Press your hand against your mouth. Now try to blow through it. Dependant on how firm you press it against your mouth, you will have some difficulties blowing air out and you will feel some resistance, this is the static pressure.

Every filter has a different static pressure at the working point. The working point is where the amount of the air flowing through the filter is sufficient to meet the requirement of the laminar flow.

The static pressure is expressed in inch of water column in the english units, a typical value would be 1", the SI unit for pressure is pa(pascal).

1" water column is around 250 pa. Each filter has a data sheet (consult the manufacturer if this is not the case with your filter) where the static pressure at the working point is entered. Before the air enters the blower it is usually pre-filtered by a furnace filter around 1"(2.5cm) thick placed in front of the blower to protect it and the HEPA filter from big particles like dust and hairs. It can be assumed that the static pressure for this prefilter at the working point is around 0.2"(50 pa)

According to stamets ( paul stamets and J.S.Chilton: the mushroom cultivator p. 347 ff) the air speed of the air flowing from the filter surface should be (at least) 100 feet per minute(fpm).(around 30 meter per minute or 0.5 meter per second). Determining the correct blower for a filter consists of several steps:
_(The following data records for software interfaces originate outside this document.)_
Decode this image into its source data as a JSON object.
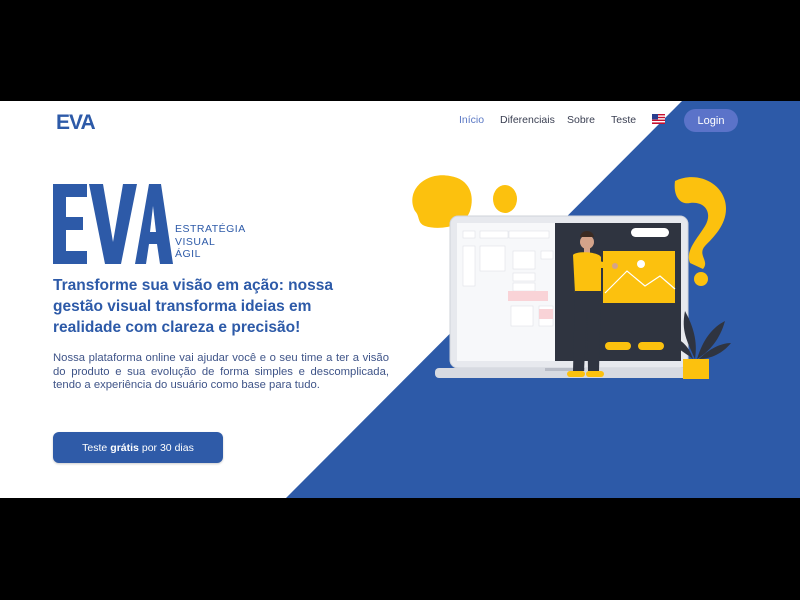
{
  "header": {
    "logo_text": "EVA",
    "nav": [
      {
        "label": "Início",
        "active": true
      },
      {
        "label": "Diferenciais",
        "active": false
      },
      {
        "label": "Sobre",
        "active": false
      },
      {
        "label": "Teste",
        "active": false
      }
    ],
    "language_flag": "us-flag-icon",
    "login_label": "Login"
  },
  "hero": {
    "logo_text": "EVA",
    "subtitle_lines": [
      "ESTRATÉGIA",
      "VISUAL",
      "ÁGIL"
    ],
    "headline": "Transforme sua visão em ação: nossa gestão visual transforma ideias em realidade com clareza e precisão!",
    "description": "Nossa plataforma online vai ajudar você e o seu time a ter a visão do produto e sua evolução de forma simples e descomplicada, tendo a experiência do usuário como base para tudo.",
    "cta": {
      "prefix": "Teste",
      "bold": "grátis",
      "suffix": "por 30 dias"
    }
  },
  "colors": {
    "brand_blue": "#2d5aa8",
    "accent_yellow": "#fcc10e",
    "login_button": "#5b73c9"
  }
}
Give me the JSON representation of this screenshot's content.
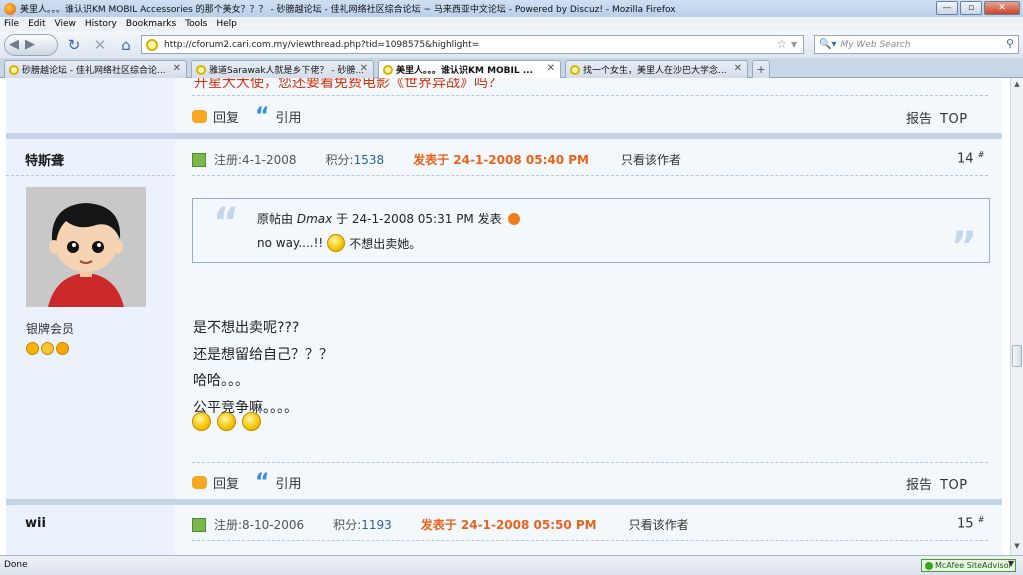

1. Find out the area of your filter by multiplying the width and the hight in feet (for instance the smallest reasonably usable filter would be 2ft x 1ft)

So what we do now is to go in this chart and find the value of 300pa( =1.2") at the vertical axis. Then you move to the right until you reach 340m 3/h.( =200cfm)

How strong is too strong? I’d say the blower shouldn’t deliver more that 20% more air than we calculated, so in our case the strongest acceptable blower would be around 400m 3/h.

In this example we have a blower that delivers 300m 3/h(according to our calculation it should deliver 340m 3/h though). This is a difference of mere 10%. The next stronger blower in this chart delivers 530m 3/h at 300pa, which is way too much.

In this case we go for the smaller(and cheaper) blower(nr.4) instead of the much bigger one(nr.1, which delivers 530m 3/h at 300pa), despite the fact that it’s generally recommended to take a stronger one.

NOTE: this chart is only an example for a set of 4 particular blowers. The curves of the blowers available to you may look a bit different, but similar.

The design in this pictorial uses an in-line centrifugal fan, another good option (actually the one most commonly used for flow hoods) is a squirrel cage blower (also called shaded pole blower).